Homehttps://server7.kproxy.com/servlet/redirect.srv/sruj/smyrwpoii/p2/Businesshttps://server7.kproxy.com/servlet/redirect.srv/sruj/smyrwpoii/p2/Dubai's Emirates cooperates with the authorities after the founder of Jet Airways in Mumbai
Dubai's Emirates cooperates with the authorities after the founder of Jet Airways in Mumbai
Naresh Goyal, former chairman of Jet, and his wife Anita Goyal, a former board member, were held at Mumbai airport while flying to London via Dubai. The couple was stopped flying because they were on an emirates plane that was on the runway.
The media reported that Goyal and his wife were unloaded from the flight and stopped leaving India. The airport staff did not explain why the couple was detained but the reports added that they were allowed to leave the airport later.
In a statement, Emirates said it cooperated and respected the laws of the different countries where it worked. The airline has not provided more details on what happened on board.
What's really going on? Some MEPs urge police to stop Jet Airways officials from leaving the country
The airline is now trying to restructure and get a cash injection from lenders. She opened bids for different investors and was interested in countries that include Abu Dhabi's Atir Dave, who already owns a 24% stake in Abu Dhabi.
Etihad said he would buy more shares under certain conditions as he needed additional investors "to provide the bulk of Jet Airways," called for recapitalization.
The future of the Indian carrier is now unclear as negotiations between the different countries continue and there are no resolutions announced.

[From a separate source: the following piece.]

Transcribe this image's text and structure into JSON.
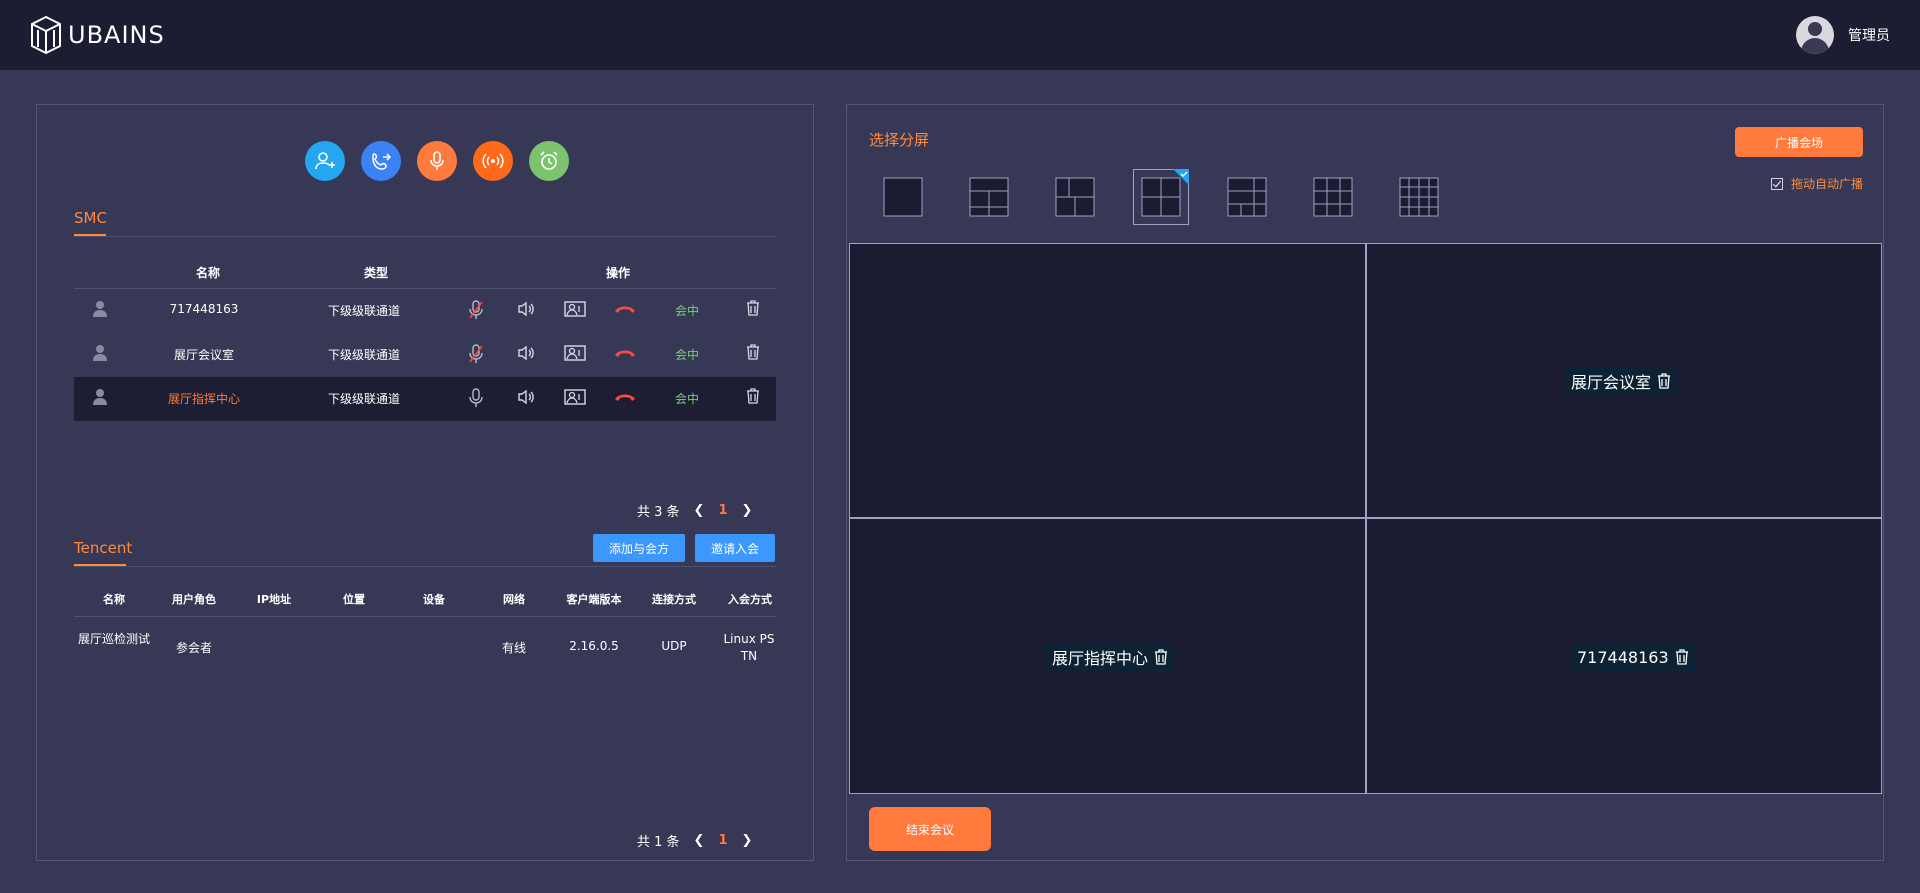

Jet, who now has over $ 1
billion in debt, has once been a key player in India's aviation sector, but was later affected by the rise in low-cost carriers such as SpiceJet and IndiGo in the early 2000s. The airline also lost passengers who chose Jet's competitors on international routes.
Then, in 2018, the decline in the value of the Indian rupee added to the woes of Jet, as flying became more expensive for the Indians. have fallen by about 43 percent since mid-April when they began grounding some of their aircraft for non-payment of the lease.